Input material section start

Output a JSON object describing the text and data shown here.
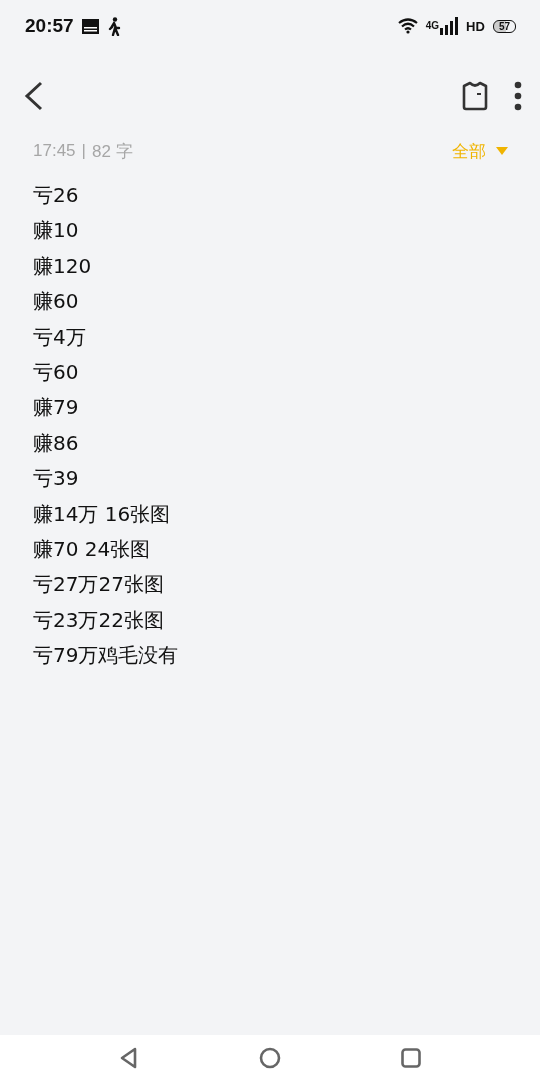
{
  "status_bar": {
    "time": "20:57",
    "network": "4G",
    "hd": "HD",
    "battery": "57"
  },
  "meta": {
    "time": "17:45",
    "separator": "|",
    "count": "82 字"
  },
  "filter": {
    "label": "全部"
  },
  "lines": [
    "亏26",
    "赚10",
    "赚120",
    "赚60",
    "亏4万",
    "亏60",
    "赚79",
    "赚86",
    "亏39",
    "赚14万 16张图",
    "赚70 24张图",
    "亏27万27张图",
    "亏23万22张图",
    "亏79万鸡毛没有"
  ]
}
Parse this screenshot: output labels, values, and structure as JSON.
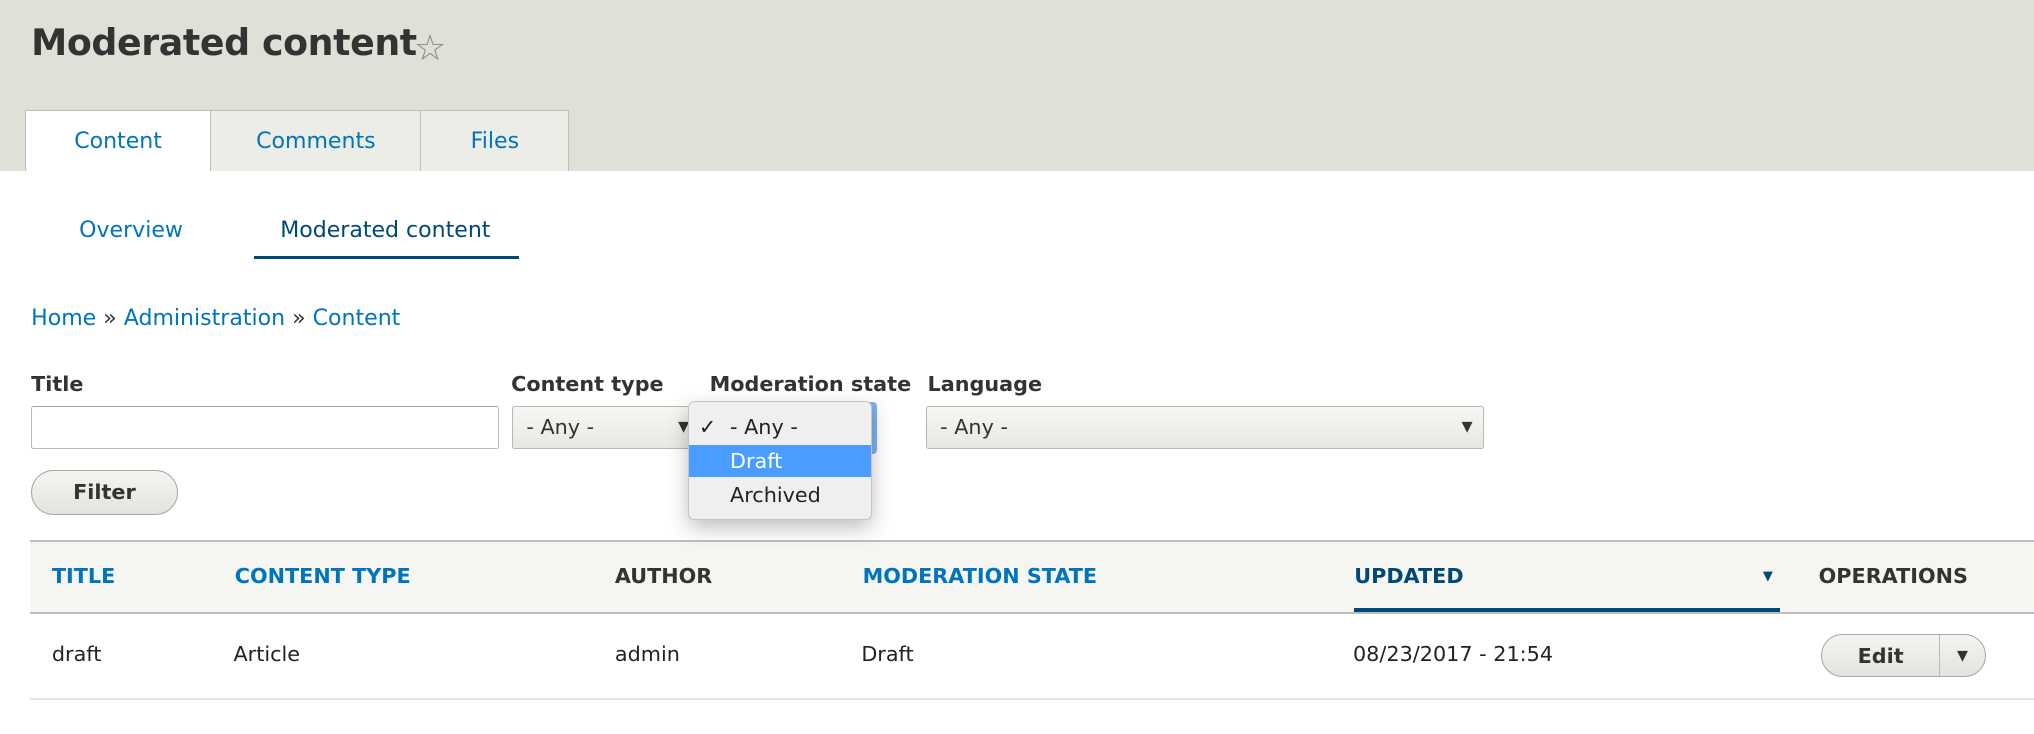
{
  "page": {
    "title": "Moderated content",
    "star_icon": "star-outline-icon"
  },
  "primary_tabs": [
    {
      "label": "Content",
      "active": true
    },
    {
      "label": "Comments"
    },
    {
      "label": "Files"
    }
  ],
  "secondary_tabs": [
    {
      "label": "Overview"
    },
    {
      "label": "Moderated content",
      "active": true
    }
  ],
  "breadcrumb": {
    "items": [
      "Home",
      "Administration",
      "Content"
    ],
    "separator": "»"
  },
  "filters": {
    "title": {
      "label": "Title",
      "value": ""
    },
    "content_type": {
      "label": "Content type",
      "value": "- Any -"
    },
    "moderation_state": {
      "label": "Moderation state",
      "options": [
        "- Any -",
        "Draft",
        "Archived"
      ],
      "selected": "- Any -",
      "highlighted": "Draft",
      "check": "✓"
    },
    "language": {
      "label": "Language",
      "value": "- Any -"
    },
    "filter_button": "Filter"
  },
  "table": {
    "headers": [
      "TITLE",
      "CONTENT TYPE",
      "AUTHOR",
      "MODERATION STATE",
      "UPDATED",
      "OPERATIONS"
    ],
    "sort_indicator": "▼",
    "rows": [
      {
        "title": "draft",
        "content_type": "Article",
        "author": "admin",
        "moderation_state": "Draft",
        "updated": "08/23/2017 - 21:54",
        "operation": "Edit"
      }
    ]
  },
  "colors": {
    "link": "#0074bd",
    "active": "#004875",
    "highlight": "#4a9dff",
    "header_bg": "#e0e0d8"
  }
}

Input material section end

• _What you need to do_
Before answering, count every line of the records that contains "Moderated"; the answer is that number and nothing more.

• _Written answer_
2